- Results are the intended effects of an intervention. They can be short-term, medium-term, or long-term in nature. Short-term results link to the outputs of an initiative. They can be an increase or a decrease in something targeted by the program or initiative. For example: Financial literacy skills increased because of the project. Medium-term results are a change in behaviour in a population based on short-term results. For example: Participants used the financial literacy skills they learned during the project. Long-term results present a change in state, stemming from the change in behaviour. For example, women have increased their long-term savings.
- To scale
To scale is to build on a promising practice that strengthens the GBV sector. It builds, promotes, and supports the uptake of a promising practice to reduce the prevalence of GBV. It improves supports and services for people who have experienced GBV. The Department funds 3 types of projects that scale a promising practice:
- Replication of an existing promising practice in a new location or with a new population
- Use of the promising practice to advocate for change in law and policy
- Work with partners to increase wrap-around supports in a community
- Survivor is a term that describes someone who has experienced violence. It reflects that many people who experience abuse cope and move on with strength and resourcefulness.
- Survivor engagement
- Survivor engagement is to work with survivors to embed their voice to develop and put in place an initiative.
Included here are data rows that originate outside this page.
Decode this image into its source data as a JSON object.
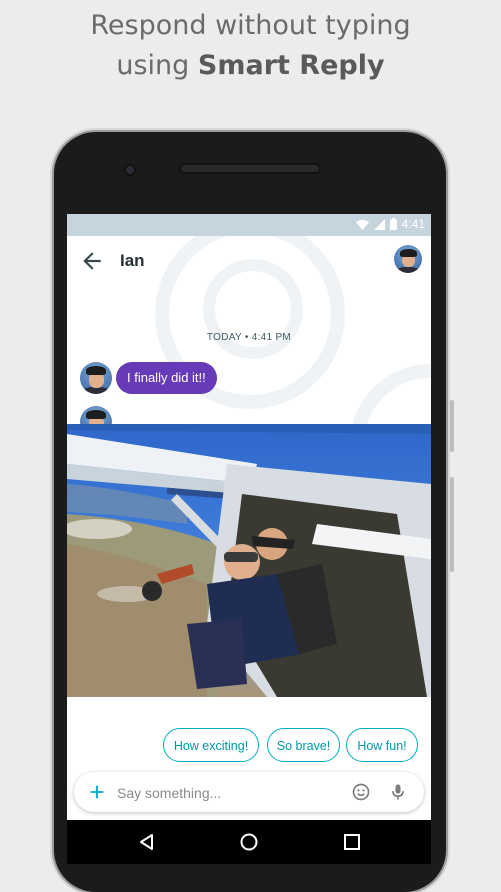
{
  "headline": {
    "line1": "Respond without typing",
    "line2_prefix": "using ",
    "line2_bold": "Smart Reply"
  },
  "statusbar": {
    "time": "4:41",
    "icons": [
      "wifi-icon",
      "cell-signal-icon",
      "battery-icon"
    ]
  },
  "conversation": {
    "contact_name": "Ian",
    "timestamp": "TODAY • 4:41 PM",
    "message_text": "I finally did it!!"
  },
  "smart_replies": [
    "How exciting!",
    "So brave!",
    "How fun!"
  ],
  "compose": {
    "placeholder": "Say something..."
  },
  "colors": {
    "accent_teal": "#00acc1",
    "bubble_purple": "#673ab7",
    "statusbar": "#c6d4de"
  }
}
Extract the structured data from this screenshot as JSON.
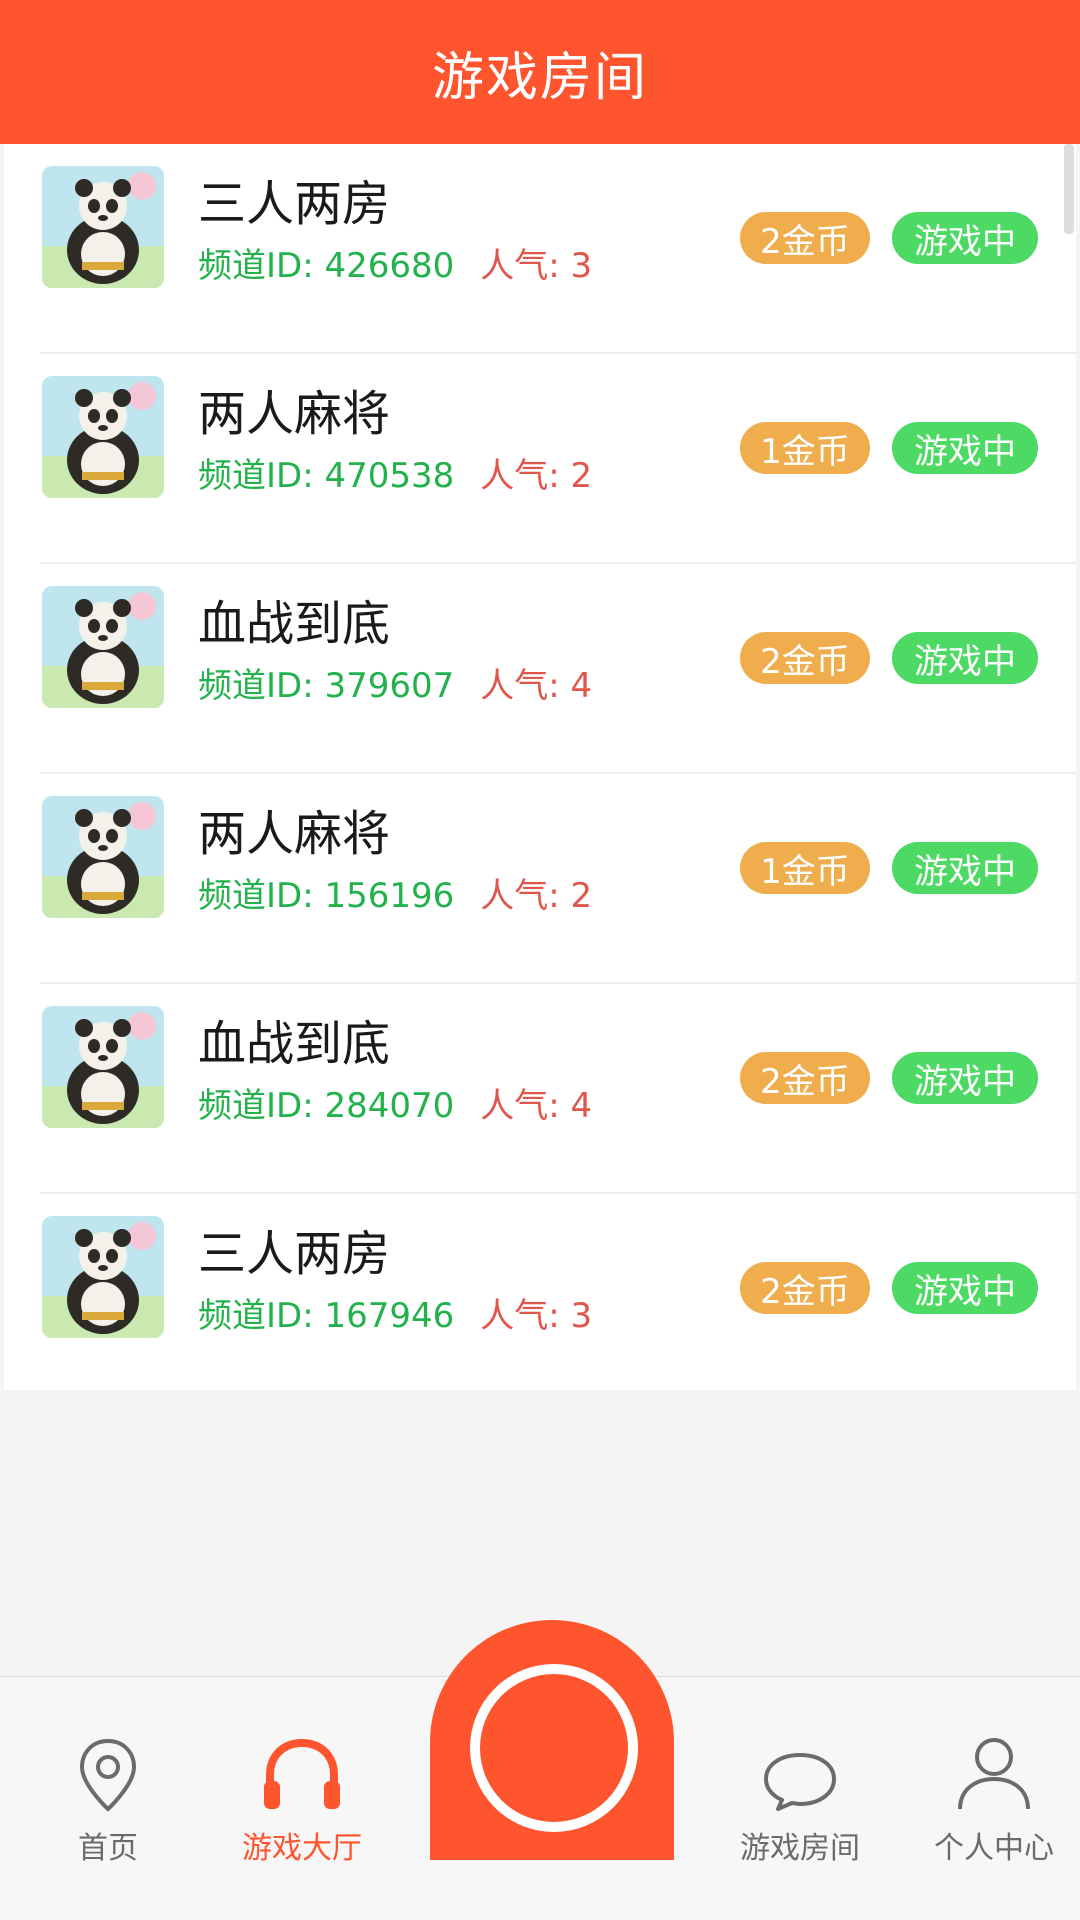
{
  "header": {
    "title": "游戏房间"
  },
  "rooms": [
    {
      "name": "三人两房",
      "channel_label": "频道ID: 426680",
      "popularity": "人气: 3",
      "cost": "2金币",
      "status": "游戏中"
    },
    {
      "name": "两人麻将",
      "channel_label": "频道ID: 470538",
      "popularity": "人气: 2",
      "cost": "1金币",
      "status": "游戏中"
    },
    {
      "name": "血战到底",
      "channel_label": "频道ID: 379607",
      "popularity": "人气: 4",
      "cost": "2金币",
      "status": "游戏中"
    },
    {
      "name": "两人麻将",
      "channel_label": "频道ID: 156196",
      "popularity": "人气: 2",
      "cost": "1金币",
      "status": "游戏中"
    },
    {
      "name": "血战到底",
      "channel_label": "频道ID: 284070",
      "popularity": "人气: 4",
      "cost": "2金币",
      "status": "游戏中"
    },
    {
      "name": "三人两房",
      "channel_label": "频道ID: 167946",
      "popularity": "人气: 3",
      "cost": "2金币",
      "status": "游戏中"
    }
  ],
  "tabbar": {
    "home": {
      "label": "首页",
      "icon": "location-pin-icon"
    },
    "hall": {
      "label": "游戏大厅",
      "icon": "headphones-icon",
      "active": true
    },
    "center": {
      "icon": "record-circle-icon"
    },
    "rooms": {
      "label": "游戏房间",
      "icon": "chat-bubble-icon"
    },
    "profile": {
      "label": "个人中心",
      "icon": "user-icon"
    }
  },
  "colors": {
    "brand": "#ff552e",
    "channel_text": "#22b24c",
    "popularity_text": "#e0564a",
    "coin_badge": "#f0ad4e",
    "status_badge": "#4cd964"
  }
}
It also offers opportunities to develop supportive relationships, learn skills to work on social change.
- Trauma-informed approach
- An approach that considers the lasting effects of trauma on survivors. It adapts information, resources, and services to foster survivors’ safety, respect, and empowerment.
- A person who suffered physical or emotional harm, property damage, or economic loss as a result of a crime. Some victims prefer to identify as a survivor.
Report a problem on this page
- Date modified: